Joan Beaumont

Joan Beaumont

Joan Beaumont is Professor Emerita in the Strategic and Defence Studies Centre, Australian National University and author of Broken Nation: Australians in the Great War (2013) and joint editor of Serving our Country: Indigenous Australians: War, defence and citizenship (2018). She is currently writing a history of Australia in the Great Depression.

'"Too busy to have time for us": Reflections on Australian Studies at Harvard' by Joan Beaumont

April 2022, no. 441 23 March 2022
In 1976, the Australian government signed an agreement with one of the leading universities in the world, Harvard, to fund a visiting professorial position in Australian Studies. Originally conceived by the government of Gough Whitlam, the gift of US$1 million was a token of Australian goodwill to the United States on the bicentennial celebration of the American Revolution. Its purpose was to prom ... (read more)

Joan Beaumont reviews 'Prisoners of the Empire: Inside Japanese POW camps' by Sarah Kovner

March 2022, no. 440 21 February 2022
Joan Beaumont reviews 'Prisoners of the Empire: Inside Japanese POW camps' by Sarah Kovner
The suffering of prisoners of the Japanese dominates many Australians’ memories of World War II. More than 22,000 men and almost forty women were captured in Southeast Asia between 1942 and 1945. About 8,000 of them died. Traditionally this high death rate has been attributed to a mix of Japanese cruelty and their refusal to observe international humanitarian law. The military code of bushidō, ... (read more)

Joan Beaumont reviews 'The War Lords and the Gallipoli Disaster: How globalized trade led Britain to its worst defeat of the First World War' by Nicholas A. Lambert

July 2021, no. 433 22 June 2021
Joan Beaumont reviews 'The War Lords and the Gallipoli Disaster: How globalized trade led Britain to its worst defeat of the First World War' by Nicholas A. Lambert
The Gallipoli campaign has a peculiar fascination for historians of World War I. This new book, by British historian Nicholas A. Lambert, is concerned not so much with the conduct of the campaign as with the reasons for its being launched. The chances for its success were known at the time to be low, so why was this gamble, which cost perhaps 130,000 Allied and Ottoman lives, taken? ... (read more)

Joan Beaumont reviews 'Staring at God: Britain in the Great War' by Simon Heffer

April 2020, no. 420 19 March 2020
Joan Beaumont reviews 'Staring at God: Britain in the Great War' by Simon Heffer
It seems hard to imagine that we need more books on World War I after the tsunami of publications released during the recent centenary.

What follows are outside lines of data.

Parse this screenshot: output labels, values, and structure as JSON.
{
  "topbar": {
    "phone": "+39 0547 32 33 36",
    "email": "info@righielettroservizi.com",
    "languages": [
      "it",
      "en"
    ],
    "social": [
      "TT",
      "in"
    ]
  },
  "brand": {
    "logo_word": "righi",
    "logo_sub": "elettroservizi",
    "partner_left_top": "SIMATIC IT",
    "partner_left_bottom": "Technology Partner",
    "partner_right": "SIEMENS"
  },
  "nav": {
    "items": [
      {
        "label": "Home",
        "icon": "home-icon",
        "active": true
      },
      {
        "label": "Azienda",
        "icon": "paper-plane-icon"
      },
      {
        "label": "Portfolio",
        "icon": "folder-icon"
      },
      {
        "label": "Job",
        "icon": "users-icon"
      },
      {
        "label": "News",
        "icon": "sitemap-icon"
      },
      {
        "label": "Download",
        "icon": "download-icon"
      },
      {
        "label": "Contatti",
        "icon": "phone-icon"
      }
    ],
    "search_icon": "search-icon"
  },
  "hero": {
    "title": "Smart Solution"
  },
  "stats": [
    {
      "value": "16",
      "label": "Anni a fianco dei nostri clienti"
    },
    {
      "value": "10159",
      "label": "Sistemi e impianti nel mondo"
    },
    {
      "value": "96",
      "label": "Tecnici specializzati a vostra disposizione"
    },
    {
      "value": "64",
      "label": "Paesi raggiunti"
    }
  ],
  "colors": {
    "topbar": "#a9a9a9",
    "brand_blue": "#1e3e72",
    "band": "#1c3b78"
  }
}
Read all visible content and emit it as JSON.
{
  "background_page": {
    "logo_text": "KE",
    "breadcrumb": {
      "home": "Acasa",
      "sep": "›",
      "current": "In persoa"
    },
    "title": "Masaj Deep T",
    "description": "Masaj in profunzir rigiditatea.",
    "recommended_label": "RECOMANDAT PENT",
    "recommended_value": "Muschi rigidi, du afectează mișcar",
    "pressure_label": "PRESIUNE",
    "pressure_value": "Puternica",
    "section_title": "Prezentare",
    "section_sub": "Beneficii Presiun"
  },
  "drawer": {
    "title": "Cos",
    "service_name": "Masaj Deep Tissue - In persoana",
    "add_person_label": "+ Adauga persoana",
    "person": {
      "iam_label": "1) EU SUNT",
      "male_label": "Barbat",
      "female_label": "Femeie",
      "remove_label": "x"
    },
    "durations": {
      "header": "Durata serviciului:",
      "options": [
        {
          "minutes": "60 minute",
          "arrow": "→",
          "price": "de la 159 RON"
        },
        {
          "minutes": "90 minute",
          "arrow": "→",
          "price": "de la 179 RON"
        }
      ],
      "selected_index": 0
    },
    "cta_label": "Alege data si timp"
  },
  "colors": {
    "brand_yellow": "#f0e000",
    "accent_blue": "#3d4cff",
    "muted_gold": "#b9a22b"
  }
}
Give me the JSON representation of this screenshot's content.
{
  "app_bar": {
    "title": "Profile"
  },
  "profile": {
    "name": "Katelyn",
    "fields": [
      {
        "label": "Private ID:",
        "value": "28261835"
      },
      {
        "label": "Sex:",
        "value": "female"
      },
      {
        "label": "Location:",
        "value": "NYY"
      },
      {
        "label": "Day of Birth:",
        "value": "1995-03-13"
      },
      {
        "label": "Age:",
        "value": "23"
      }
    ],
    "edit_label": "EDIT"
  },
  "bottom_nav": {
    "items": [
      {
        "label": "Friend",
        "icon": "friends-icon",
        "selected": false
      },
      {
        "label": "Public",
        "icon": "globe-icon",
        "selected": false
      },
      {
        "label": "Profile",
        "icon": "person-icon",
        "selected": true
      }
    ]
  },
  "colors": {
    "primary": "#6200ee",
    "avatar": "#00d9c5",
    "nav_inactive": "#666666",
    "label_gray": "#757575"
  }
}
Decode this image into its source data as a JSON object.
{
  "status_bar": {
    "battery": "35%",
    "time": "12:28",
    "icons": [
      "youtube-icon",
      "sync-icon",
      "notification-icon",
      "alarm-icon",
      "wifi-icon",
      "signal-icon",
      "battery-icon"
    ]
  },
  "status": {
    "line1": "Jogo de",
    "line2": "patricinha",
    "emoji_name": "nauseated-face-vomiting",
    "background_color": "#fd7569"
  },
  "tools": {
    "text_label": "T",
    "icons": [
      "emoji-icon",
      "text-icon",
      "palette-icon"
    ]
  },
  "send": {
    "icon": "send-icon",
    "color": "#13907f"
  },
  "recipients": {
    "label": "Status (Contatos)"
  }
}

Yet, here we have a blockbuster, a 926-page tome, Staring at God, by Simon Heffer, a British journalist turned historian in the tradition of Alistair Horne and Max Hastings. Heffer opens by stating that Staring at God is neither a military history of the war nor ... (read more)

Joan Beaumont reviews 'Anzac: The unauthorised biography' by Carolyn Holbrook

March 2015, no. 369 01 March 2015
Joan Beaumont reviews 'Anzac: The unauthorised biography' by Carolyn Holbrook
The resurgence of the Anzac legend in the last quarter of the twentieth century took many Australians by surprise. In the aftermath of the Vietnam War, it seemed that the rituals of Anzac Day would wither and fade away as the generations who fought the two world wars died. It proved not to be so. ‘Anzac’, to use the common shorthand, now dominates the national memory of war as strongly as it e ... (read more)

Joan Beaumont reviews 'Anzac Memories: Living with the legend' by Alistair Thomson

May 2014, no. 361 28 April 2014
Joan Beaumont reviews 'Anzac Memories: Living with the legend' by Alistair Thomson
Be warned! The commemorative tsunami is on its way. As James Brown put it recently in Anzac’s Long Shadow (2014), we are now witnessing an Anzac ‘arms race’, as Australians compete to find ‘bigger and better ways to commemorate our sacrificed soldiers’. The bill to the Australian state and federal taxpayers, Brown calculates, will be nearly $325 million. With a further $300 million proje ... (read more)